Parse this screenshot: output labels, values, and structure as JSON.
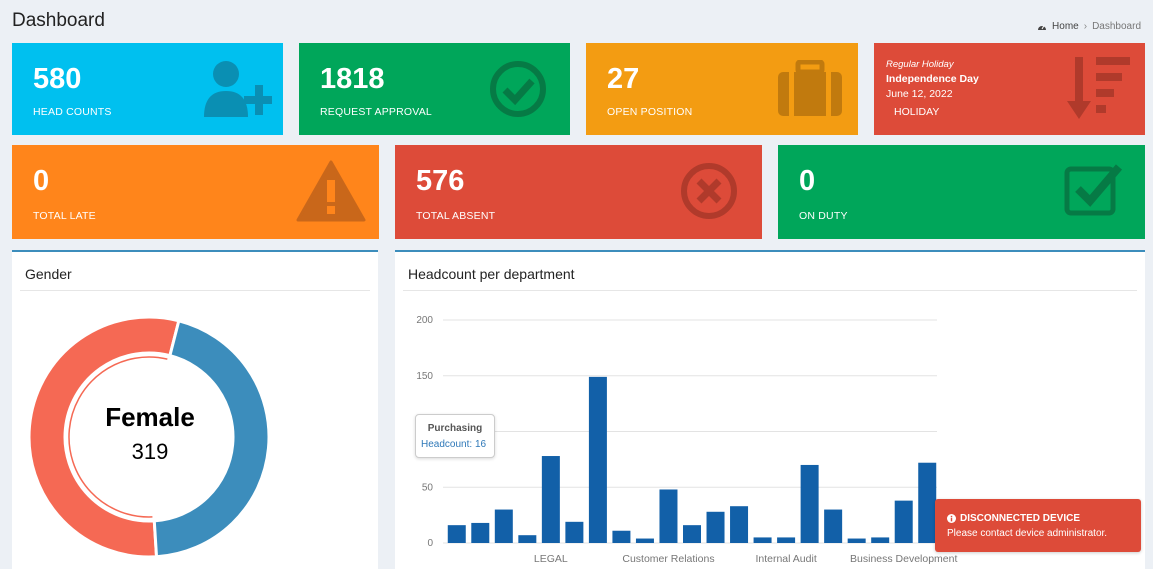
{
  "page": {
    "title": "Dashboard"
  },
  "breadcrumb": {
    "home": "Home",
    "current": "Dashboard"
  },
  "stats": [
    {
      "value": "580",
      "label": "HEAD COUNTS",
      "color": "#00c0ef",
      "icon": "add-user-icon"
    },
    {
      "value": "1818",
      "label": "REQUEST APPROVAL",
      "color": "#00a65a",
      "icon": "check-circle-icon"
    },
    {
      "value": "27",
      "label": "OPEN POSITION",
      "color": "#f39c12",
      "icon": "briefcase-icon"
    },
    {
      "value": "0",
      "label": "TOTAL LATE",
      "color": "#ff851b",
      "icon": "warning-icon"
    },
    {
      "value": "576",
      "label": "TOTAL ABSENT",
      "color": "#dd4b39",
      "icon": "times-circle-icon"
    },
    {
      "value": "0",
      "label": "ON DUTY",
      "color": "#00a65a",
      "icon": "check-square-icon"
    }
  ],
  "holiday": {
    "type": "Regular Holiday",
    "name": "Independence Day",
    "date": "June 12, 2022",
    "label": "HOLIDAY",
    "color": "#dd4b39",
    "icon": "sort-amount-down-icon"
  },
  "gender_panel": {
    "title": "Gender",
    "center_label": "Female",
    "center_value": "319"
  },
  "headcount_panel": {
    "title": "Headcount per department"
  },
  "chart_data": [
    {
      "type": "pie",
      "title": "Gender",
      "slices": [
        {
          "name": "Female",
          "value": 319,
          "color": "#f56954"
        },
        {
          "name": "",
          "value": 261,
          "color": "#3c8dbc"
        }
      ]
    },
    {
      "type": "bar",
      "title": "Headcount per department",
      "visible_category_labels": [
        "LEGAL",
        "Customer Relations",
        "Internal Audit",
        "Business Development"
      ],
      "values": [
        16,
        18,
        30,
        7,
        78,
        19,
        149,
        11,
        4,
        48,
        16,
        28,
        33,
        5,
        5,
        70,
        30,
        4,
        5,
        38,
        72
      ],
      "yticks": [
        "200",
        "150",
        "100",
        "50",
        "0"
      ],
      "ylim": [
        0,
        200
      ],
      "color": "#1260a8",
      "tooltip": {
        "category": "Purchasing",
        "label": "Headcount",
        "value": "16"
      }
    }
  ],
  "alert": {
    "title": "DISCONNECTED DEVICE",
    "message": "Please contact device administrator."
  }
}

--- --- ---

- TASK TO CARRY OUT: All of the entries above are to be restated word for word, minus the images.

- ANSWER SPACE:
Parse this screenshot: output labels, values, and structure as JSON.
{
  "page": {
    "title": "Dashboard"
  },
  "breadcrumb": {
    "home": "Home",
    "current": "Dashboard"
  },
  "stats": [
    {
      "value": "580",
      "label": "HEAD COUNTS",
      "color": "#00c0ef",
      "icon": "add-user-icon"
    },
    {
      "value": "1818",
      "label": "REQUEST APPROVAL",
      "color": "#00a65a",
      "icon": "check-circle-icon"
    },
    {
      "value": "27",
      "label": "OPEN POSITION",
      "color": "#f39c12",
      "icon": "briefcase-icon"
    },
    {
      "value": "0",
      "label": "TOTAL LATE",
      "color": "#ff851b",
      "icon": "warning-icon"
    },
    {
      "value": "576",
      "label": "TOTAL ABSENT",
      "color": "#dd4b39",
      "icon": "times-circle-icon"
    },
    {
      "value": "0",
      "label": "ON DUTY",
      "color": "#00a65a",
      "icon": "check-square-icon"
    }
  ],
  "holiday": {
    "type": "Regular Holiday",
    "name": "Independence Day",
    "date": "June 12, 2022",
    "label": "HOLIDAY",
    "color": "#dd4b39",
    "icon": "sort-amount-down-icon"
  },
  "gender_panel": {
    "title": "Gender",
    "center_label": "Female",
    "center_value": "319"
  },
  "headcount_panel": {
    "title": "Headcount per department"
  },
  "chart_data": [
    {
      "type": "pie",
      "title": "Gender",
      "slices": [
        {
          "name": "Female",
          "value": 319,
          "color": "#f56954"
        },
        {
          "name": "",
          "value": 261,
          "color": "#3c8dbc"
        }
      ]
    },
    {
      "type": "bar",
      "title": "Headcount per department",
      "visible_category_labels": [
        "LEGAL",
        "Customer Relations",
        "Internal Audit",
        "Business Development"
      ],
      "values": [
        16,
        18,
        30,
        7,
        78,
        19,
        149,
        11,
        4,
        48,
        16,
        28,
        33,
        5,
        5,
        70,
        30,
        4,
        5,
        38,
        72
      ],
      "yticks": [
        "200",
        "150",
        "100",
        "50",
        "0"
      ],
      "ylim": [
        0,
        200
      ],
      "color": "#1260a8",
      "tooltip": {
        "category": "Purchasing",
        "label": "Headcount",
        "value": "16"
      }
    }
  ],
  "alert": {
    "title": "DISCONNECTED DEVICE",
    "message": "Please contact device administrator."
  }
}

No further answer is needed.